Charming Zermatt is renowned for its epic views of the world-famous Matterhorn, and the rooms at the more than 160-year-old Mont Cervin Palace don’t disappoint—these are Instagram-worthy vistas on steroids. Guests are fetched from the train station in a horse-drawn carriage and dropped off at the Alpine-chalet-style property, located in the center of town and in the shadow of Switzerland’s highest ski resort. With more than 220 miles of slopes within minutes of Mont Cervin’s front door, here, skiing is the star. Activities such as tobogganing, sledding, ice climbing, heliskiing, and winter hiking are also within easy reach, and the hotel assists with equipment, transportation, and planning. For relaxation après-ski, there are multiple bars—including a cigar lounge with open fire, digestifs, and an ample selection of Cubans and Dominicans—plus a heavenly (and quite photogenic) 18,000-plus-square-foot indoor-outdoor spa.

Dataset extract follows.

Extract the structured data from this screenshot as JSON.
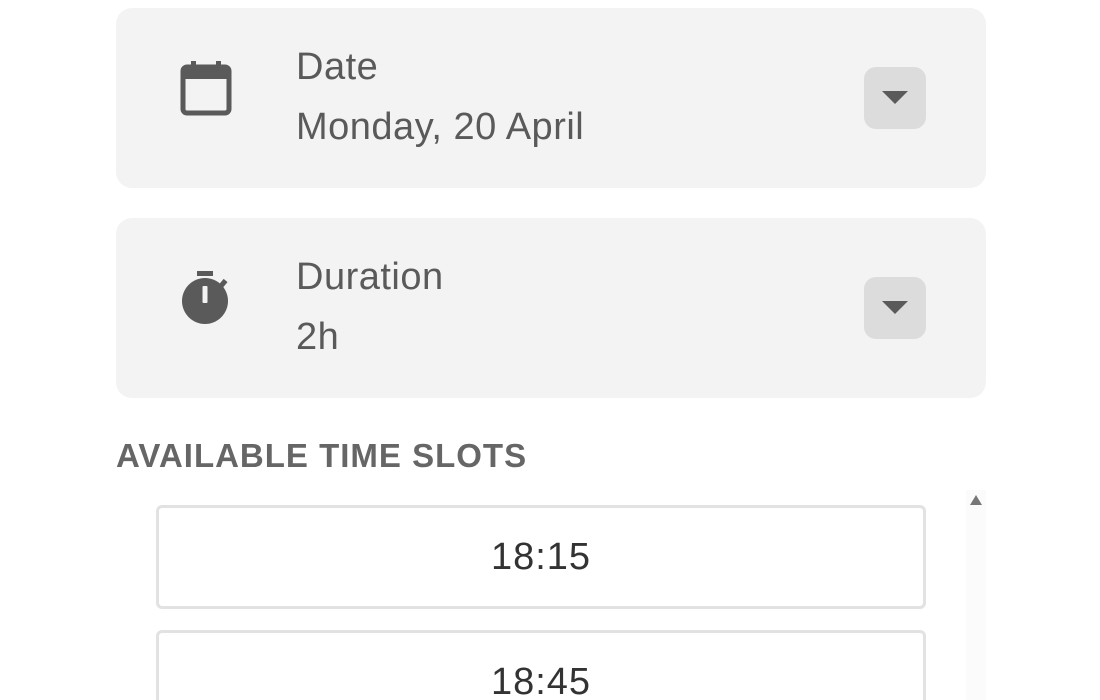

Grand Hotel Kronenhof Pontresina
It’s no wonder the Grand Budapest Hotel is frequently name-checked when talking about the Grand Hotel Kronenhof Pontresina: It exudes the same sense of elegance and whimsy. Although it’s less than four miles from St. Moritz, it feels like an oasis of calm and refinement, tucked into the Upper Engadin Valley in sleepy Pontresina. Dating from 1848, the hotel’s status as registered landmark is evident in neo-Baroque details such as an imposing wrought-iron staircase in the central hall and remarkable restored ceiling frescoes done by Otto Haberer in the 1900s. Guests must wear jacket and tie for dinner at the two fine dining restaurants, the aptly named Grand Restaurant, and Italian-Mediterranean-French Kronenstübli. A visit to the wine cellar is a must—dating from 1867, the three-level cellar offers both an original collection of barrels and also vintage ski paraphernalia such as wooden skis and bob sleights. Other standouts include the spa—including flotation room with underwater music, saltwater grotto, and indoor infinity pool with counter-current system—and nighttime activities such as moonlight skiing and horse-drawn sleigh rides. Despite the pomp, it’s wildly child-friendly, with a stellar kids’ club and numerous amenities, plus a children’s spa area.
Beau-Rivage Palace Lausanne
Only 45 minutes from Geneva, the Beau-Rivage Palace Lausanne has been an iconic stay on the sparkling shores of Lake Geneva since 1861. (Audrey Hepburn, Charlie Chaplin, and Coco Chanel were fans.) It’s hard to choose which view is more mesmerizing from the pastel-hued palace’s 134 rooms and 34 suites—Lausanne’s serene lake or the majestic Alps beyond. Home to gastronomic temple Anne-Sophie Pic au Beau-Rivage Palace, the restaurant claims two Michelin stars and 18 GaultMillau points and is helmed by three-Michelin starred Anne-Sophie Pic, arguably the most celebrated female chef in the world. Like many Swiss retreats, the spa is a must: Cinq Mondes offers guests two heated swimming pools, women’s and men’s hammams, saunas, and a tropical rain walk. Hotel facilities include two tennis courts and a nearly ten-acre park; for guests wanting to explore, charming medieval city Lausanne is less than ten minutes away. brp.ch